    Also, throttling data is a form of censorship.

    I use BitTorrent. But I use it to download legitimate commercial software that I have paid for.
    Vbitrate
  • No proof of protocol-specific throttling

    The implication in the TorrentFreak article is that ISPs are throttling specific applications ,like BitTorrent and eMule. If you dig into the actual data (http://netneutralitymap.org/#) you'll see that they also detect throttling on HTTP, IMAP and other uncontroversial protocols. The conclusion I draw from this is that ISPs are throttling users who are using a very high percentage of local bandwidth, especially at peak periods, irrespective of the protocol. This is called responsible network management and is done for the benefit of all customers.
    larry@...
    • No-Proof

      Well I guess you're not aware of the new generation of heuristic programs that determine the relative likelihood of what type of data is being past through the network so the ISP or net admin within a corporation can throttle or if desired, terminate entire ranges of ip addresses. Sprint has this software for its cellular network as do many of the larger ISP services the most common being Time-Warner. As one can find torrenting software that encapsulates itself within http packets this is becoming a cat and mouse game between providers and the public.
      Leonard Church
  • It's not managing the TYPE of data that is objectionable.

    That is a red herring used by the ISPs to justify their actions ("we HAVE to keep the networks from getting too congested"), and there are legitimate reasons to do that. Obviously, video or audio STREAMING is more vulnerable to throttling than sending a file that will be PLAYED offline (or at least played as a unit in the receiving PC before it requests more data). And web page delay is more of a user hassle than slowing down a bulk file transfer (e.g. downloading a Windows update to be installed, or receiving/sending email on a POP3/SMTP server).

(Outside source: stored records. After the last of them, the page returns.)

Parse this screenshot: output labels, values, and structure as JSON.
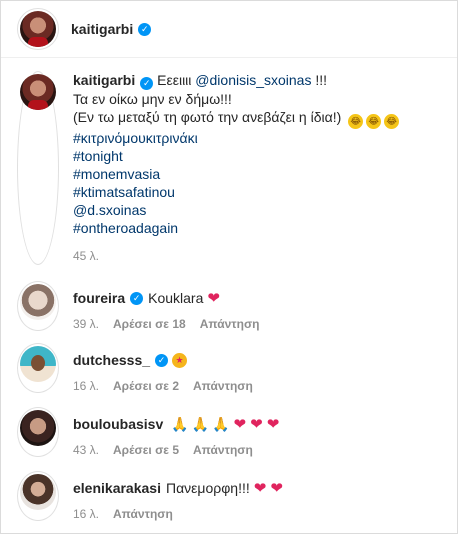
{
  "header": {
    "username": "kaitigarbi",
    "verified": true
  },
  "caption": {
    "username": "kaitigarbi",
    "text_line1": "Εεειιιι ",
    "mention1": "@dionisis_sxoinas",
    "text_line1_tail": " !!!",
    "text_line2": "Τα εν οίκω μην εν δήμω!!!",
    "text_line3": "(Εν τω μεταξύ τη φωτό την ανεβάζει η ίδια!)",
    "hashtags": [
      "#κιτρινόμουκιτρινάκι",
      "#tonight",
      "#monemvasia",
      "#ktimatsafatinou",
      "@d.sxoinas",
      "#ontheroadagain"
    ],
    "time": "45 λ."
  },
  "comments": [
    {
      "username": "foureira",
      "verified": true,
      "text": "Kouklara",
      "emojis": [
        "heart-icon"
      ],
      "time": "39 λ.",
      "likes": "Αρέσει σε 18",
      "reply": "Απάντηση"
    },
    {
      "username": "dutchesss_",
      "verified": true,
      "text": "",
      "emojis": [
        "star-eyes-icon"
      ],
      "time": "16 λ.",
      "likes": "Αρέσει σε 2",
      "reply": "Απάντηση"
    },
    {
      "username": "bouloubasisv",
      "verified": false,
      "text": "",
      "emojis": [
        "pray-icon",
        "pray-icon",
        "pray-icon",
        "heart-icon",
        "heart-icon",
        "heart-icon"
      ],
      "time": "43 λ.",
      "likes": "Αρέσει σε 5",
      "reply": "Απάντηση"
    },
    {
      "username": "elenikarakasi",
      "verified": false,
      "text": "Πανεμορφη!!!",
      "emojis": [
        "heart-icon",
        "heart-icon"
      ],
      "time": "16 λ.",
      "likes": "",
      "reply": "Απάντηση"
    }
  ],
  "colors": {
    "link": "#00376b",
    "verified": "#0095f6",
    "heart": "#e0245e",
    "meta": "#8e8e8e"
  }
}
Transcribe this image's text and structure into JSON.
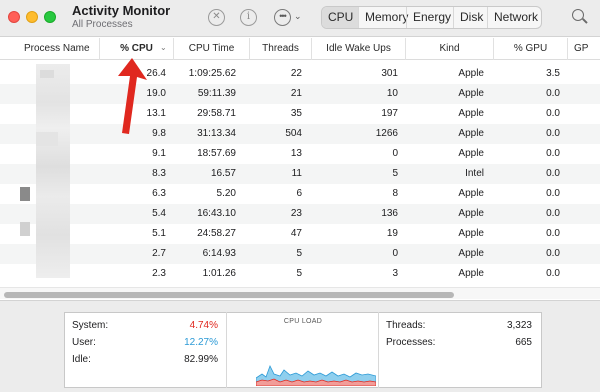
{
  "app": {
    "title": "Activity Monitor",
    "subtitle": "All Processes"
  },
  "toolbar": {
    "icons": [
      "stop-icon",
      "info-icon",
      "more-icon",
      "chevron-down-icon",
      "search-icon"
    ],
    "tabs": [
      "CPU",
      "Memory",
      "Energy",
      "Disk",
      "Network"
    ],
    "active_tab": "CPU"
  },
  "columns": {
    "process_name": "Process Name",
    "cpu": "% CPU",
    "cpu_time": "CPU Time",
    "threads": "Threads",
    "idle_wake_ups": "Idle Wake Ups",
    "kind": "Kind",
    "gpu": "% GPU",
    "gpu_time": "GP"
  },
  "sort_column": "% CPU",
  "rows": [
    {
      "cpu": "26.4",
      "cpu_time": "1:09:25.62",
      "threads": "22",
      "idle_wake_ups": "301",
      "kind": "Apple",
      "gpu": "3.5"
    },
    {
      "cpu": "19.0",
      "cpu_time": "59:11.39",
      "threads": "21",
      "idle_wake_ups": "10",
      "kind": "Apple",
      "gpu": "0.0"
    },
    {
      "cpu": "13.1",
      "cpu_time": "29:58.71",
      "threads": "35",
      "idle_wake_ups": "197",
      "kind": "Apple",
      "gpu": "0.0"
    },
    {
      "cpu": "9.8",
      "cpu_time": "31:13.34",
      "threads": "504",
      "idle_wake_ups": "1266",
      "kind": "Apple",
      "gpu": "0.0"
    },
    {
      "cpu": "9.1",
      "cpu_time": "18:57.69",
      "threads": "13",
      "idle_wake_ups": "0",
      "kind": "Apple",
      "gpu": "0.0"
    },
    {
      "cpu": "8.3",
      "cpu_time": "16.57",
      "threads": "11",
      "idle_wake_ups": "5",
      "kind": "Intel",
      "gpu": "0.0"
    },
    {
      "cpu": "6.3",
      "cpu_time": "5.20",
      "threads": "6",
      "idle_wake_ups": "8",
      "kind": "Apple",
      "gpu": "0.0"
    },
    {
      "cpu": "5.4",
      "cpu_time": "16:43.10",
      "threads": "23",
      "idle_wake_ups": "136",
      "kind": "Apple",
      "gpu": "0.0"
    },
    {
      "cpu": "5.1",
      "cpu_time": "24:58.27",
      "threads": "47",
      "idle_wake_ups": "19",
      "kind": "Apple",
      "gpu": "0.0"
    },
    {
      "cpu": "2.7",
      "cpu_time": "6:14.93",
      "threads": "5",
      "idle_wake_ups": "0",
      "kind": "Apple",
      "gpu": "0.0"
    },
    {
      "cpu": "2.3",
      "cpu_time": "1:01.26",
      "threads": "5",
      "idle_wake_ups": "3",
      "kind": "Apple",
      "gpu": "0.0"
    }
  ],
  "stats": {
    "system_label": "System:",
    "system_value": "4.74%",
    "user_label": "User:",
    "user_value": "12.27%",
    "idle_label": "Idle:",
    "idle_value": "82.99%",
    "load_title": "CPU LOAD",
    "threads_label": "Threads:",
    "threads_value": "3,323",
    "processes_label": "Processes:",
    "processes_value": "665"
  },
  "colors": {
    "system": "#e0281f",
    "user": "#2c9ad6",
    "arrow": "#e0281f"
  }
}
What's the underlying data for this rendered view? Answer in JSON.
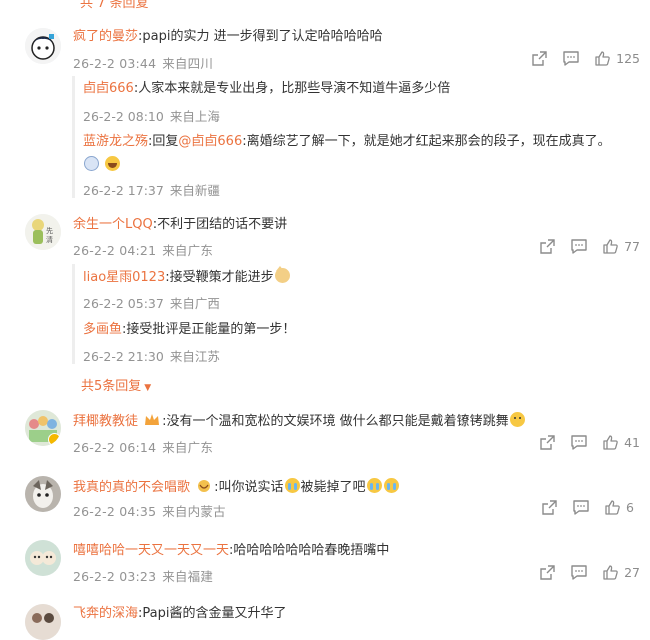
{
  "top_fragment": "共 7 条回复",
  "comments": [
    {
      "username": "疯了的曼莎",
      "text": ":papi的实力 进一步得到了认定哈哈哈哈哈",
      "time": "26-2-2 03:44",
      "location": "来自四川",
      "likes": "125",
      "replies": [
        {
          "username": "卣卣666",
          "text": ":人家本来就是专业出身，比那些导演不知道牛逼多少倍",
          "time": "26-2-2 08:10",
          "location": "来自上海"
        },
        {
          "username": "蓝游龙之殇",
          "text_prefix": ":回复",
          "mention": "@卣卣666",
          "text": ":离婚综艺了解一下，就是她才红起来那会的段子，现在成真了。",
          "time": "26-2-2 17:37",
          "location": "来自新疆"
        }
      ]
    },
    {
      "username": "余生一个LQQ",
      "text": ":不利于团结的话不要讲",
      "time": "26-2-2 04:21",
      "location": "来自广东",
      "likes": "77",
      "replies": [
        {
          "username": "liao星雨0123",
          "text": ":接受鞭策才能进步",
          "time": "26-2-2 05:37",
          "location": "来自广西"
        },
        {
          "username": "多画鱼",
          "text": ":接受批评是正能量的第一步！",
          "time": "26-2-2 21:30",
          "location": "来自江苏"
        }
      ],
      "more_replies": "共5条回复"
    },
    {
      "username": "拜椰教教徒",
      "text": ":没有一个温和宽松的文娱环境 做什么都只能是戴着镣铐跳舞",
      "time": "26-2-2 06:14",
      "location": "来自广东",
      "likes": "41"
    },
    {
      "username": "我真的真的不会唱歌",
      "text_a": ":叫你说实话",
      "text_b": "被毙掉了吧",
      "time": "26-2-2 04:35",
      "location": "来自内蒙古",
      "likes": "6"
    },
    {
      "username": "嘻嘻哈哈一天又一天又一天",
      "text": ":哈哈哈哈哈哈哈春晚捂嘴中",
      "time": "26-2-2 03:23",
      "location": "来自福建",
      "likes": "27"
    },
    {
      "username": "飞奔的深海",
      "text": ":Papi酱的含金量又升华了"
    }
  ],
  "icons": {
    "share": "share-icon",
    "comment": "comment-icon",
    "like": "thumbs-up-icon"
  },
  "colors": {
    "username": "#eb7340",
    "text": "#333333",
    "meta": "#939393"
  }
}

    But when they get into WHOSE streaming is being throttled or blocked; or WHICH web pages load slowly or get 404'ed "in error," or WHO can send email to WHOM, then the net neutrality ideal is being violated. An example would be Comcast allowing full speed streaming of movies on a Comcast cable channel, while throttling independent films such as "Bowling for Columbine" or "The Last War Crime" being streamed from their owners' web sites. Or AT&T crippling bulletins from their union, CWA, during a strike or while negotiating a contract. Or every internet provider stopping users from making campaign contributions to a Democratic candidate, or signing a petition to the FCC to enforce net neutrality.

    When they do that, it goes back to the old crooked model that drove Anton Strowger out of the funeral business and into inventing the rotary dial switch: the town operator who was his competitor's wife routing all funeral calls to her husband.
    jallan32
  • Oops!

    I get Charlie confused with Violet Blue...
    deltadan
  • Can't get the data

    I can't get the data,But i am not wrong about this problem, because i found a webiste to bypass ISP, the site was : http://proxy.gy
    chenjunqiang
  • Yep

    Regardless of the tool you use ATT will identify you. I tested my network for torrent bandwidth throttling and it came back green (no throttling). I proceeded to use a torrent client and noticed mid DL, my internet was shut off for 5 minutes. Logged back in and continued, shut off again. Switched providers, no issue. Bye At&T. You guys not only suck, your hold times suck, your 24Mbps DL rates are more expensive than ever compared to other providers offering 2x and much banwidthfor the same price and they don't censor what you DL. AT&T will also charge you for router behind router assistance (yes, checking that check box the says detect router behind router)if you don't know where to find the checkbox as a new customer. Waaay too many issues with this provider. So happy I am back with my old provider. They are just awesome.

    Lastly, chen...your modem accessing the proxy is ridiculous. you are still broadcasting where you are going through your modem. At&T is just a crappy ISP with low end hardware and engineers who cant show up on time to perform installs or troubleshoot line noise issues.
    TheRicket